[Records contained in a dataset]
--- START ---

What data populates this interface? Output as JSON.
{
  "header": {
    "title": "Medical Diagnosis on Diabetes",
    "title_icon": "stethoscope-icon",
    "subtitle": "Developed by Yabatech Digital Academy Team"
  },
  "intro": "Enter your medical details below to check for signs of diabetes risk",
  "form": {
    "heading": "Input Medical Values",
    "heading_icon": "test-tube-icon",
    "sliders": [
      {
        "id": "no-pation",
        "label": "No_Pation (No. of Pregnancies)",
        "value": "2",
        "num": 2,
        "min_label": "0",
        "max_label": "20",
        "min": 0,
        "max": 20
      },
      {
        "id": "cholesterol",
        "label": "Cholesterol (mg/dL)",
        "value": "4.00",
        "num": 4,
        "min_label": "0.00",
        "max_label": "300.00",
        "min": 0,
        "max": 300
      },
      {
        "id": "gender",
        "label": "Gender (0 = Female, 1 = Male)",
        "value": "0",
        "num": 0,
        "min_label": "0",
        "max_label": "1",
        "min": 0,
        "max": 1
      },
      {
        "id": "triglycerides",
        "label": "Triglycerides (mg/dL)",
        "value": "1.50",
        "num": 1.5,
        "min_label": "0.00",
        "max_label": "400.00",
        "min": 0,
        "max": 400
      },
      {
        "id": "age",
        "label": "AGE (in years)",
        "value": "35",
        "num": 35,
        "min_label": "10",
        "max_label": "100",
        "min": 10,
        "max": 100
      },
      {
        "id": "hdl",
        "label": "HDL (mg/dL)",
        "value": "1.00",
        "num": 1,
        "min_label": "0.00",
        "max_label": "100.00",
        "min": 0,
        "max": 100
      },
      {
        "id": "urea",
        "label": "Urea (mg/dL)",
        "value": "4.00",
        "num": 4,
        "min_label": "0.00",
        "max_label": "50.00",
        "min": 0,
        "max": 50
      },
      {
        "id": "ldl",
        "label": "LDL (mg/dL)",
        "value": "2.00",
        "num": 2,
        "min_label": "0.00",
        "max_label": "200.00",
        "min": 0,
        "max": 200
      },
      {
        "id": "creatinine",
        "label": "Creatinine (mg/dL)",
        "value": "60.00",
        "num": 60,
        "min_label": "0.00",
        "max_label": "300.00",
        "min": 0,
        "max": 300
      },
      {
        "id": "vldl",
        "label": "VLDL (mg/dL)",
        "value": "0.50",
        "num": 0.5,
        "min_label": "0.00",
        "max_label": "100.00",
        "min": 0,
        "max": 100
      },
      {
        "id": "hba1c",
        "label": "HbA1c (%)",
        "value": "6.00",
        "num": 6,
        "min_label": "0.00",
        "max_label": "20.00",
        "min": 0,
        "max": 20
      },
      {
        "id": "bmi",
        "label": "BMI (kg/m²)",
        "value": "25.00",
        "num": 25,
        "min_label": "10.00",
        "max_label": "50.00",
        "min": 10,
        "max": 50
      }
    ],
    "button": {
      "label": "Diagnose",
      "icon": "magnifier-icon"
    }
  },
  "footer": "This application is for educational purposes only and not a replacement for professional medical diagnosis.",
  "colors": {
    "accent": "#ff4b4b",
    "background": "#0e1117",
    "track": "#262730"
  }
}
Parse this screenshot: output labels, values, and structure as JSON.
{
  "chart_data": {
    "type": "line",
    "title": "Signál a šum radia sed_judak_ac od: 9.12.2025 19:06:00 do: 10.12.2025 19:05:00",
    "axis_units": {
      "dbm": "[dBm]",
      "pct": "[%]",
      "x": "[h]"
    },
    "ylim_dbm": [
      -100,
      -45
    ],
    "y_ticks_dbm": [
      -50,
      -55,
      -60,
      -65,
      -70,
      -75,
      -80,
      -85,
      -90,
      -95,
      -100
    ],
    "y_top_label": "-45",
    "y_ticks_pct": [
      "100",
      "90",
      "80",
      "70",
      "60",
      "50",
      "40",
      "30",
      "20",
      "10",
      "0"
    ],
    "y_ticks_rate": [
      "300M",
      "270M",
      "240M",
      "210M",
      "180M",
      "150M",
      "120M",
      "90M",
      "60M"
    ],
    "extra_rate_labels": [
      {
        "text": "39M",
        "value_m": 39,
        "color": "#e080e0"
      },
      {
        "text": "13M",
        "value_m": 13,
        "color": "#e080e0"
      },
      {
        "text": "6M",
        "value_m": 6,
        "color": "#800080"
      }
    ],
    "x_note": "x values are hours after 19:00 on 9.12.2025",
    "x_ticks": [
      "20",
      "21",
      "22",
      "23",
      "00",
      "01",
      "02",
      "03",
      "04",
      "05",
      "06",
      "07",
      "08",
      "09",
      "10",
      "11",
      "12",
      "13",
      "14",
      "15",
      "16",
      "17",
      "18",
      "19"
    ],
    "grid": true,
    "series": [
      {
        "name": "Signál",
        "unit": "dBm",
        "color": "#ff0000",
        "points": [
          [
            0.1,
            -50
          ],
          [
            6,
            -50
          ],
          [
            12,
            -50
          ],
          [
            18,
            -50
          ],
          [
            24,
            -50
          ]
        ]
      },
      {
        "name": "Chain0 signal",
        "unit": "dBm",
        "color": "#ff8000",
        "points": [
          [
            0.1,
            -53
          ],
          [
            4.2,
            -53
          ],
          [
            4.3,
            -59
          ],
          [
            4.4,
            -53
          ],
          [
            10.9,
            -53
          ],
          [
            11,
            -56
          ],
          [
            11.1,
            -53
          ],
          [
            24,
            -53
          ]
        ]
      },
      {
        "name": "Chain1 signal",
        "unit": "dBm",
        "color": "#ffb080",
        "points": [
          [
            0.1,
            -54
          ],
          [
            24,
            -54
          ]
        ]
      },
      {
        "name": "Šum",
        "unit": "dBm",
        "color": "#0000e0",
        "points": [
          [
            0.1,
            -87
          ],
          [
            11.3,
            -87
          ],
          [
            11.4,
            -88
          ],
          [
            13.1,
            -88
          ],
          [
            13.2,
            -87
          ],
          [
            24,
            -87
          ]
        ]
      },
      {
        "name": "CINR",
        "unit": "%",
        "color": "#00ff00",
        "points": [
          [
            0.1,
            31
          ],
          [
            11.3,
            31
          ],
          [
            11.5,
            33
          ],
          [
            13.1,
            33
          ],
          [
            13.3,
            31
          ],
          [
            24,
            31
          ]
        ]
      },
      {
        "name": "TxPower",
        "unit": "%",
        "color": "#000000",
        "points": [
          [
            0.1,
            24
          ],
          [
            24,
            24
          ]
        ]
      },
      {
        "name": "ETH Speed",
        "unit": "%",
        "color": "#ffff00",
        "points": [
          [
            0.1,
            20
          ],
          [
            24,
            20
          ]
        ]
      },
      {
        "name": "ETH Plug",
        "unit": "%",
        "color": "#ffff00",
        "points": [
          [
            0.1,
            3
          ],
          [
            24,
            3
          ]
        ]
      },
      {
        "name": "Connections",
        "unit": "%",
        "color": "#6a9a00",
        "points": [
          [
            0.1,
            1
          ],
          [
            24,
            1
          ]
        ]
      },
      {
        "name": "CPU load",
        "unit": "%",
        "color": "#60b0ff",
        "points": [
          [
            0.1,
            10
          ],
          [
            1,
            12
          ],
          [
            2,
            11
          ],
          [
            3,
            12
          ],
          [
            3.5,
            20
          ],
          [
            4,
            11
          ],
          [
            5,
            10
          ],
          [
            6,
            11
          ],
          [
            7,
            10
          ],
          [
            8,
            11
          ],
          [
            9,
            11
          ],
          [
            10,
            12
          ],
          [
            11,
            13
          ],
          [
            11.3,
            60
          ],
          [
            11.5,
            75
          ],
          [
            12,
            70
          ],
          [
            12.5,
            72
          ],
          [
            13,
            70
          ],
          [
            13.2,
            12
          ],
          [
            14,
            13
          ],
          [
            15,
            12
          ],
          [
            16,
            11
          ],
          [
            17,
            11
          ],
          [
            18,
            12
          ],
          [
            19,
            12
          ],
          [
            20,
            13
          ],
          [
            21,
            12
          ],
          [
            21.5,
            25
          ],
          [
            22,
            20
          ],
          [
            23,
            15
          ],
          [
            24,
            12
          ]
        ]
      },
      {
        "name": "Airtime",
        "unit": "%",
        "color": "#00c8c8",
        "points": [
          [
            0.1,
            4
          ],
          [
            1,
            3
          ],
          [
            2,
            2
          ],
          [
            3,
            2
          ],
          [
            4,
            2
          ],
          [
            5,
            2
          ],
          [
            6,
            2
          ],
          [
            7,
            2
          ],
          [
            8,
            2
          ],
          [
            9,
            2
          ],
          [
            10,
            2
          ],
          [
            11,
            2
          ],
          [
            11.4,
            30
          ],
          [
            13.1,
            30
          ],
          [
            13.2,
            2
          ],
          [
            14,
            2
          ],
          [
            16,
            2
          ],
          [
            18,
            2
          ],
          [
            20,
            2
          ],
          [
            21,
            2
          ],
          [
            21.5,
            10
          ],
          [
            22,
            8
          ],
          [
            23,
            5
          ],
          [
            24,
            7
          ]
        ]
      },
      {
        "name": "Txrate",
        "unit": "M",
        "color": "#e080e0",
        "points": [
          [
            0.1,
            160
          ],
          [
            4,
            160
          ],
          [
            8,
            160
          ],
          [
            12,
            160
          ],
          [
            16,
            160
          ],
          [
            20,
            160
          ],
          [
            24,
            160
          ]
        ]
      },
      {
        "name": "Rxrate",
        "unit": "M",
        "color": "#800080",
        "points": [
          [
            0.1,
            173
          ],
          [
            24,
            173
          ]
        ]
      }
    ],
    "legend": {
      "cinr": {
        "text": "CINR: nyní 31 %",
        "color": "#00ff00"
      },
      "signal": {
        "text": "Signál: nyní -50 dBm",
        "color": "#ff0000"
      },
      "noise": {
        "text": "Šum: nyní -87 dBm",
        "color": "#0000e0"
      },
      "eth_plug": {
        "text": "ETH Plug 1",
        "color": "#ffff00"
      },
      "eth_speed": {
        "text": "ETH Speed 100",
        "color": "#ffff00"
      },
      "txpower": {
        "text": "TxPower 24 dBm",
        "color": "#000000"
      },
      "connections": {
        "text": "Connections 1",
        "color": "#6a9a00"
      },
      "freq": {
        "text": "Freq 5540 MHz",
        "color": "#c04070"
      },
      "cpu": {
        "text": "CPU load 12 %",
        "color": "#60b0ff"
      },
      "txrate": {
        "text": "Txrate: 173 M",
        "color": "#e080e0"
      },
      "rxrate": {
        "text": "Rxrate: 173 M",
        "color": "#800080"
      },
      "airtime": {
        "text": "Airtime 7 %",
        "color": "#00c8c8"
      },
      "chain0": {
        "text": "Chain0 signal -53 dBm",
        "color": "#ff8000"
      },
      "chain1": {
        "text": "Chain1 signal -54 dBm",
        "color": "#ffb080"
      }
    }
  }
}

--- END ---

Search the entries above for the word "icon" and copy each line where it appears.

    "title_icon": "stethoscope-icon",
    "heading_icon": "test-tube-icon",
      "icon": "magnifier-icon"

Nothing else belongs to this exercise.